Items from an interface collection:

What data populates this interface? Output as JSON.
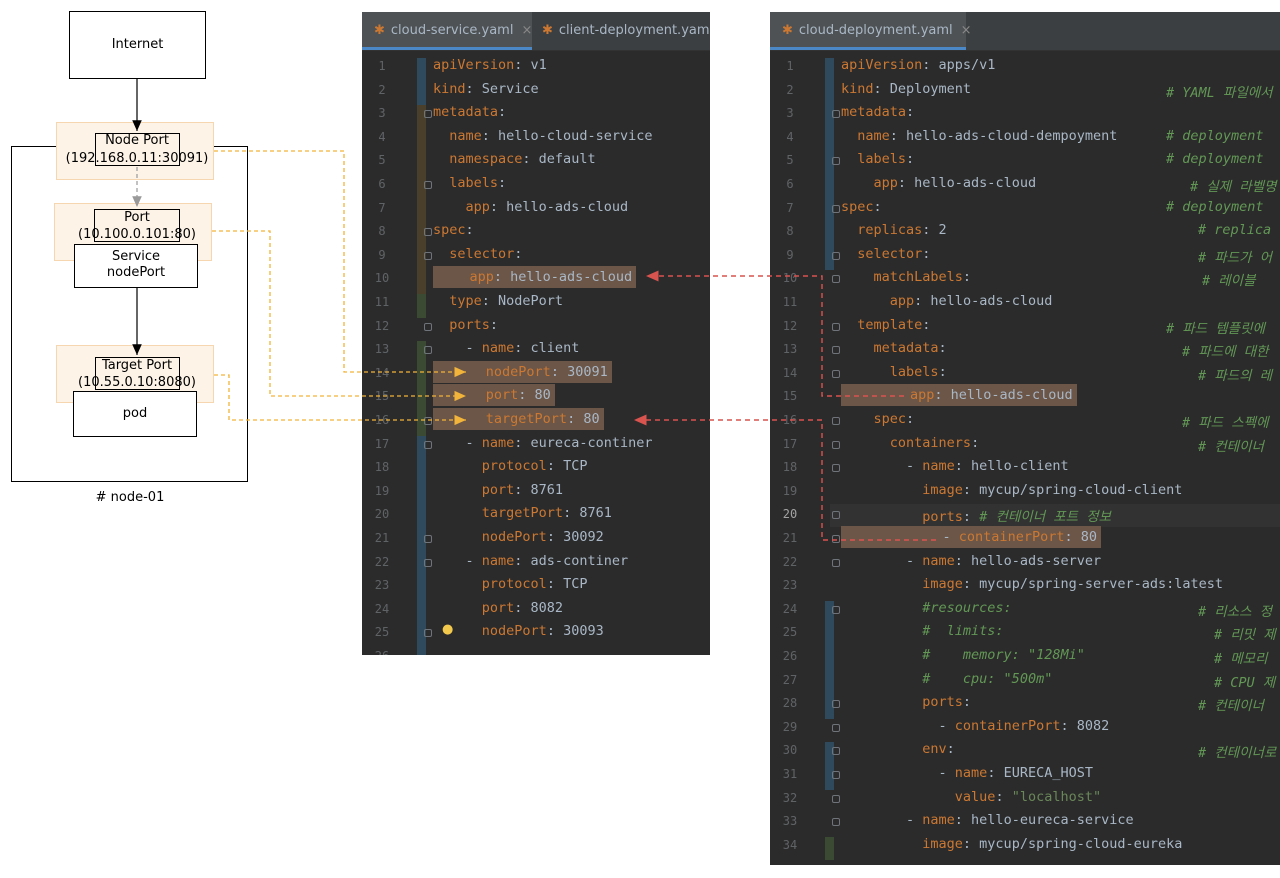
{
  "diagram": {
    "internet": "Internet",
    "node_port_title": "Node Port",
    "node_port_addr": "(192.168.0.11:30091)",
    "port_title": "Port",
    "port_addr": "(10.100.0.101:80)",
    "service_title": "Service",
    "service_sub": "nodePort",
    "target_port_title": "Target Port",
    "target_port_addr": "(10.55.0.10:8080)",
    "pod": "pod",
    "node_caption": "# node-01"
  },
  "left_editor": {
    "tabs": [
      {
        "label": "cloud-service.yaml",
        "close": "×",
        "active": true
      },
      {
        "label": "client-deployment.yaml",
        "close": "×",
        "active": false
      }
    ],
    "lines": [
      {
        "n": "1",
        "c": "apiVersion: v1"
      },
      {
        "n": "2",
        "c": "kind: Service"
      },
      {
        "n": "3",
        "c": "metadata:"
      },
      {
        "n": "4",
        "c": "  name: hello-cloud-service"
      },
      {
        "n": "5",
        "c": "  namespace: default"
      },
      {
        "n": "6",
        "c": "  labels:"
      },
      {
        "n": "7",
        "c": "    app: hello-ads-cloud"
      },
      {
        "n": "8",
        "c": "spec:"
      },
      {
        "n": "9",
        "c": "  selector:"
      },
      {
        "n": "10",
        "c": "    app: hello-ads-cloud"
      },
      {
        "n": "11",
        "c": "  type: NodePort"
      },
      {
        "n": "12",
        "c": "  ports:"
      },
      {
        "n": "13",
        "c": "    - name: client"
      },
      {
        "n": "14",
        "c": "      nodePort: 30091"
      },
      {
        "n": "15",
        "c": "      port: 80"
      },
      {
        "n": "16",
        "c": "      targetPort: 80"
      },
      {
        "n": "17",
        "c": "    - name: eureca-continer"
      },
      {
        "n": "18",
        "c": "      protocol: TCP"
      },
      {
        "n": "19",
        "c": "      port: 8761"
      },
      {
        "n": "20",
        "c": "      targetPort: 8761"
      },
      {
        "n": "21",
        "c": "      nodePort: 30092"
      },
      {
        "n": "22",
        "c": "    - name: ads-continer"
      },
      {
        "n": "23",
        "c": "      protocol: TCP"
      },
      {
        "n": "24",
        "c": "      port: 8082"
      },
      {
        "n": "25",
        "c": "      nodePort: 30093"
      },
      {
        "n": "26",
        "c": ""
      }
    ]
  },
  "right_editor": {
    "tabs": [
      {
        "label": "cloud-deployment.yaml",
        "close": "×",
        "active": true
      }
    ],
    "lines": [
      {
        "n": "1",
        "c": "apiVersion: apps/v1",
        "cm": ""
      },
      {
        "n": "2",
        "c": "kind: Deployment",
        "cm": "# YAML 파일에서"
      },
      {
        "n": "3",
        "c": "metadata:",
        "cm": ""
      },
      {
        "n": "4",
        "c": "  name: hello-ads-cloud-dempoyment",
        "cm": "# deployment"
      },
      {
        "n": "5",
        "c": "  labels:",
        "cm": "# deployment"
      },
      {
        "n": "6",
        "c": "    app: hello-ads-cloud",
        "cm": "# 실제 라벨명"
      },
      {
        "n": "7",
        "c": "spec:",
        "cm": "# deployment"
      },
      {
        "n": "8",
        "c": "  replicas: 2",
        "cm": "# replica"
      },
      {
        "n": "9",
        "c": "  selector:",
        "cm": "# 파드가 어"
      },
      {
        "n": "10",
        "c": "    matchLabels:",
        "cm": "# 레이블"
      },
      {
        "n": "11",
        "c": "      app: hello-ads-cloud",
        "cm": ""
      },
      {
        "n": "12",
        "c": "  template:",
        "cm": "# 파드 템플릿에"
      },
      {
        "n": "13",
        "c": "    metadata:",
        "cm": "# 파드에 대한"
      },
      {
        "n": "14",
        "c": "      labels:",
        "cm": "# 파드의 레"
      },
      {
        "n": "15",
        "c": "        app: hello-ads-cloud",
        "cm": ""
      },
      {
        "n": "16",
        "c": "    spec:",
        "cm": "# 파드 스펙에"
      },
      {
        "n": "17",
        "c": "      containers:",
        "cm": "# 컨테이너"
      },
      {
        "n": "18",
        "c": "        - name: hello-client",
        "cm": ""
      },
      {
        "n": "19",
        "c": "          image: mycup/spring-cloud-client",
        "cm": ""
      },
      {
        "n": "20",
        "c": "          ports: # 컨테이너 포트 정보",
        "cm": ""
      },
      {
        "n": "21",
        "c": "            - containerPort: 80",
        "cm": ""
      },
      {
        "n": "22",
        "c": "        - name: hello-ads-server",
        "cm": ""
      },
      {
        "n": "23",
        "c": "          image: mycup/spring-server-ads:latest",
        "cm": ""
      },
      {
        "n": "24",
        "c": "          #resources:",
        "cm": "# 리소스 정"
      },
      {
        "n": "25",
        "c": "          #  limits:",
        "cm": "# 리밋 제"
      },
      {
        "n": "26",
        "c": "          #    memory: \"128Mi\"",
        "cm": "# 메모리"
      },
      {
        "n": "27",
        "c": "          #    cpu: \"500m\"",
        "cm": "# CPU 제"
      },
      {
        "n": "28",
        "c": "          ports:",
        "cm": "# 컨테이너"
      },
      {
        "n": "29",
        "c": "            - containerPort: 8082",
        "cm": ""
      },
      {
        "n": "30",
        "c": "          env:",
        "cm": "# 컨테이너로"
      },
      {
        "n": "31",
        "c": "            - name: EURECA_HOST",
        "cm": ""
      },
      {
        "n": "32",
        "c": "              value: \"localhost\"",
        "cm": ""
      },
      {
        "n": "33",
        "c": "        - name: hello-eureca-service",
        "cm": ""
      },
      {
        "n": "34",
        "c": "          image: mycup/spring-cloud-eureka",
        "cm": ""
      }
    ]
  },
  "colors": {
    "editor_bg": "#2b2b2b",
    "key": "#cc7832",
    "string": "#6a8759",
    "comment": "#629755",
    "orange_arrow": "#f2b43a",
    "red_arrow": "#d9534f"
  }
}
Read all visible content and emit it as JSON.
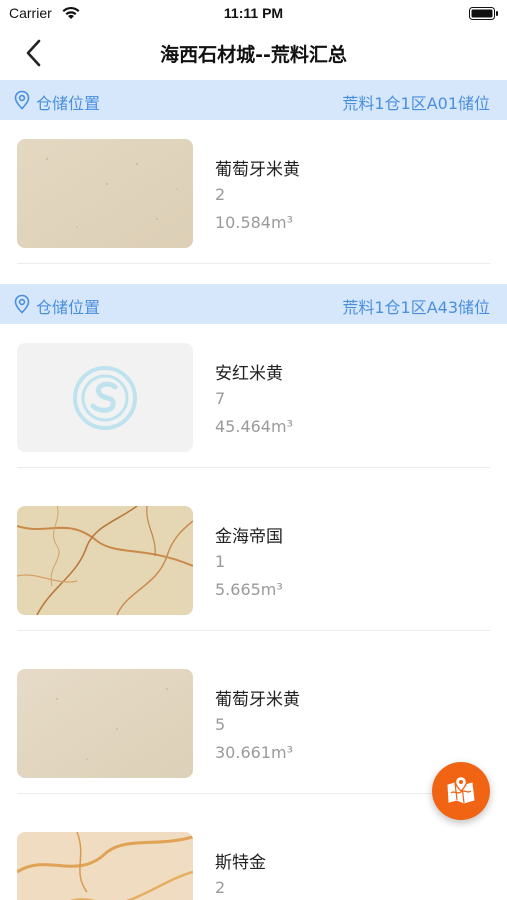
{
  "status": {
    "carrier": "Carrier",
    "time": "11:11 PM"
  },
  "nav": {
    "title": "海西石材城--荒料汇总"
  },
  "sections": [
    {
      "label": "仓储位置",
      "location": "荒料1仓1区A01储位",
      "items": [
        {
          "name": "葡萄牙米黄",
          "count": "2",
          "volume": "10.584m³",
          "thumb": "beige-stone"
        }
      ]
    },
    {
      "label": "仓储位置",
      "location": "荒料1仓1区A43储位",
      "items": [
        {
          "name": "安红米黄",
          "count": "7",
          "volume": "45.464m³",
          "thumb": "placeholder-logo"
        },
        {
          "name": "金海帝国",
          "count": "1",
          "volume": "5.665m³",
          "thumb": "gold-veined-marble"
        },
        {
          "name": "葡萄牙米黄",
          "count": "5",
          "volume": "30.661m³",
          "thumb": "beige-stone"
        },
        {
          "name": "斯特金",
          "count": "2",
          "volume": "",
          "thumb": "orange-veined-marble"
        }
      ]
    }
  ],
  "fab": {
    "icon": "map-location-icon",
    "color": "#f06414"
  },
  "colors": {
    "section_bg": "#d6e7fb",
    "accent": "#4a8fde"
  }
}
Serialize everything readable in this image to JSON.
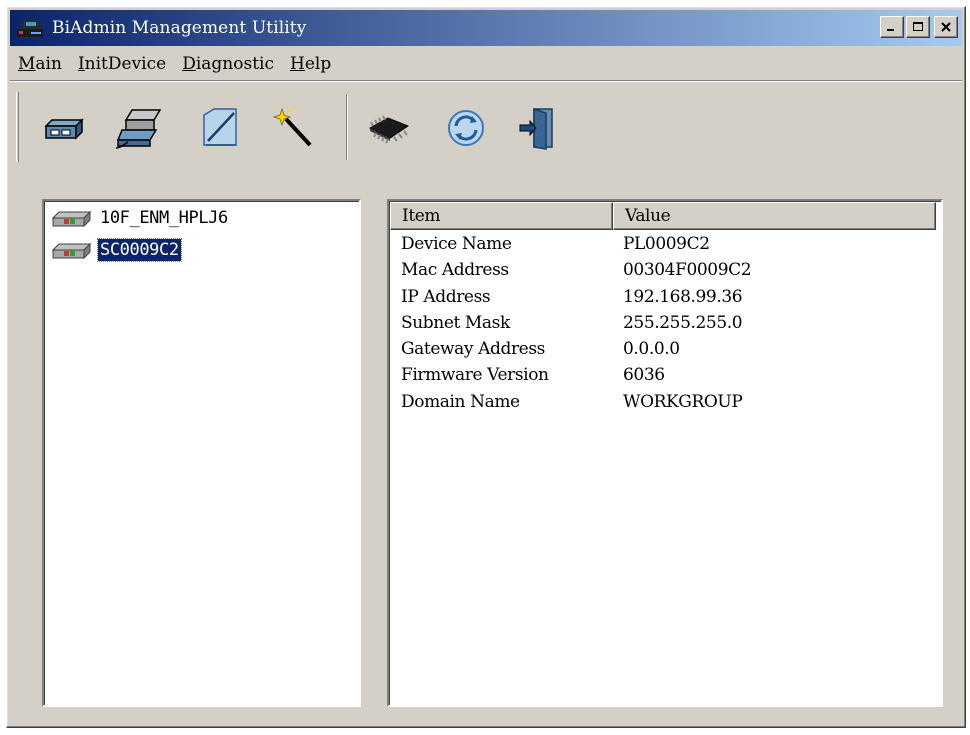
{
  "window": {
    "title": "BiAdmin Management Utility",
    "controls": [
      "minimize",
      "maximize",
      "close"
    ]
  },
  "menu": [
    {
      "label": "Main",
      "accel": "M",
      "rest": "ain"
    },
    {
      "label": "InitDevice",
      "accel": "I",
      "rest": "nitDevice"
    },
    {
      "label": "Diagnostic",
      "accel": "D",
      "rest": "iagnostic"
    },
    {
      "label": "Help",
      "accel": "H",
      "rest": "elp"
    }
  ],
  "toolbar": {
    "buttons": [
      {
        "icon": "network-device-icon"
      },
      {
        "icon": "printer-server-icon"
      },
      {
        "icon": "edit-pencil-icon"
      },
      {
        "icon": "magic-wand-icon"
      },
      {
        "icon": "memory-chip-icon"
      },
      {
        "icon": "refresh-icon"
      },
      {
        "icon": "exit-door-icon"
      }
    ]
  },
  "tree": {
    "items": [
      {
        "label": "10F_ENM_HPLJ6",
        "selected": false
      },
      {
        "label": "SC0009C2",
        "selected": true
      }
    ]
  },
  "details": {
    "columns": {
      "item": "Item",
      "value": "Value"
    },
    "rows": [
      {
        "item": "Device Name",
        "value": "PL0009C2"
      },
      {
        "item": "Mac Address",
        "value": "00304F0009C2"
      },
      {
        "item": "IP Address",
        "value": "192.168.99.36"
      },
      {
        "item": "Subnet Mask",
        "value": "255.255.255.0"
      },
      {
        "item": "Gateway Address",
        "value": "0.0.0.0"
      },
      {
        "item": "Firmware Version",
        "value": "6036"
      },
      {
        "item": "Domain Name",
        "value": "WORKGROUP"
      }
    ]
  },
  "colors": {
    "title_bar_start": "#0a246a",
    "title_bar_end": "#a6caf0",
    "face": "#d4d0c8",
    "selection": "#0a246a"
  }
}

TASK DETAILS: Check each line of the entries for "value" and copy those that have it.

EXERCISE SOLUTION:
        "c": "              value: \"localhost\"",
      "value": "Value"
        "value": "PL0009C2"
        "value": "00304F0009C2"
        "value": "192.168.99.36"
        "value": "255.255.255.0"
        "value": "0.0.0.0"
        "value": "6036"
        "value": "WORKGROUP"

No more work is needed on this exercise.